DES MOINES, Iowa — Has the Hanging Chad become the Hung-Up App?
In 2000, the site of poll workers evaluating whether “hanging chads” from paper ballots would be counted in the Florida presidential contest became a defining metaphor for the closeness of the election of George W. Bush over Al Gore.
In Iowa, in 2016, the closeness of the Democratic presidential caucuses has been underscored by stories throughout the state that the Microsoft application that precinct chairmen used to report results was experiencing delays, prompting the state party to enlist the campaigns to help track down the tallies in 90 precincts, or roughly 5 percent of the vote. Full story

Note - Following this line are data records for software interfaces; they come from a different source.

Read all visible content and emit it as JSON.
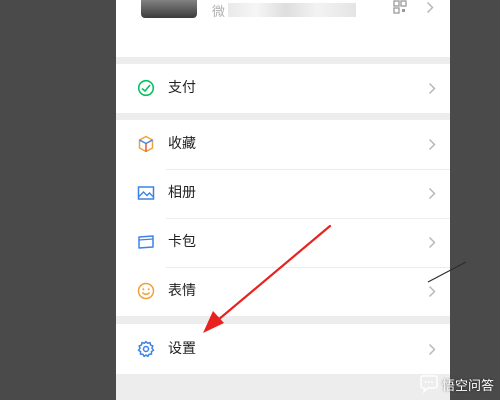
{
  "profile": {
    "wechat_id_prefix": "微",
    "icons": {
      "qr": "qr-code-icon",
      "arrow": "chevron-right-icon"
    }
  },
  "menu": {
    "pay": {
      "label": "支付",
      "icon": "wechat-pay-icon",
      "color": "#07c160"
    },
    "items": [
      {
        "label": "收藏",
        "icon": "favorites-cube-icon",
        "color": "#f0a23a"
      },
      {
        "label": "相册",
        "icon": "album-picture-icon",
        "color": "#3d83e6"
      },
      {
        "label": "卡包",
        "icon": "card-wallet-icon",
        "color": "#3d83e6"
      },
      {
        "label": "表情",
        "icon": "sticker-smiley-icon",
        "color": "#f0a23a"
      }
    ],
    "settings": {
      "label": "设置",
      "icon": "settings-gear-icon",
      "color": "#3d83e6"
    }
  },
  "annotation": {
    "arrow_color": "#e8231f"
  },
  "watermark": {
    "text": "悟空问答"
  }
}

For several of this year’s competitive Senate primaries, the fourth quarter of 2015 was the last fundraising quarter before primary day.
In Ohio, Illinois and North Carolina, voters go to the polls on March 15, a month before the next Federal Election Commission fundraising report deadline. In all three of those states, the Democratic Senatorial Campaign Committee has backed the better-known candidate, who, unsurprisingly, raised more money from October through December of 2015. Full story
In the political theater Maryland voters will see over the next nearly three months ahead of the April elections, the main characters in the state’s Democratic primary finally know their roles.
Reps. Donna Edwards and Chris Van Hollen, two Democrats who had been looking over their shoulder for months to see if Rep. Elijah E. Cummings was looking to join them in the race for retiring Sen. Barbara A. Mikulski’s Senate seat, got the news they were hoping for on Tuesday: He won’t. Full story
Rep. Elijah E. Cummings, the Maryland Democrat who had been considering a campaign for his state’s open seat in the Senate, said Tuesday he has decided to run instead for a 12th term in Congress.
His public statement came after months of speculation that the Baltimore resident would join Reps. Donna Edwards and Chris Van Hollen in the race for retiring Sen. Barbara A. Mikulski’s seat, a race in which polling suggested he would enter as the front-runner. Full story
South Dakota Democrats are still looking for a candidate to challenge Republican incumbent Sen. John Thune, and don’t seem to be having an easy time recruiting one in the strongly conservative state.
Thune famously beat former Senate Minority Leader Thomas Daschle in 2004, and in 2010, Thune ran without a Democratic opponent. At the time of his first reelection campaign, the former South Dakota Senate Minority Leader and Democratic gubernatorial candidate Scott Heidepriem told a local paper “we just concluded that John Thune is an extremely popular Senator who is going to win another term in the Senate.”
South Dakota Democrats aren’t ceding the race this time, said Michael Ewald, communication director for the party. But he also said he could not give names of potential candidates at the moment: “There are multiple people.” Full story
Liz Cheney has many of the things one might hope to have when launching a campaign for Congress in a state as red as Wyoming.
As a Fox News contributor and author, she built a national profile she could use to leverage support from conservative donors. She has past, though unsuccessful, experience running for office. And she has a last name that is still revered in parts of the Republican electorate because of her father, former Vice President Dick Cheney, who served a decade in the same seat.
The first contest in the 2016 presidential election ended with Republican Sen. Ted Cruz winning the angry vote over Donald Trump while Sen. Marco Rubio’s strong showing made him the party’s establishment favorite. The two Democrats battled to a “virtual tie,” as Sen. Bernard Sanders put it.
The race on the GOP side had been predicted to be a tight one between Cruz and Trump but Rubio’s close third-place finish was the surprise of the night. Sanders’ performance against Hillary Clinton, finishing just a few tenths of a point behind the former secretary of state, will make that fight for the nomination a longer one.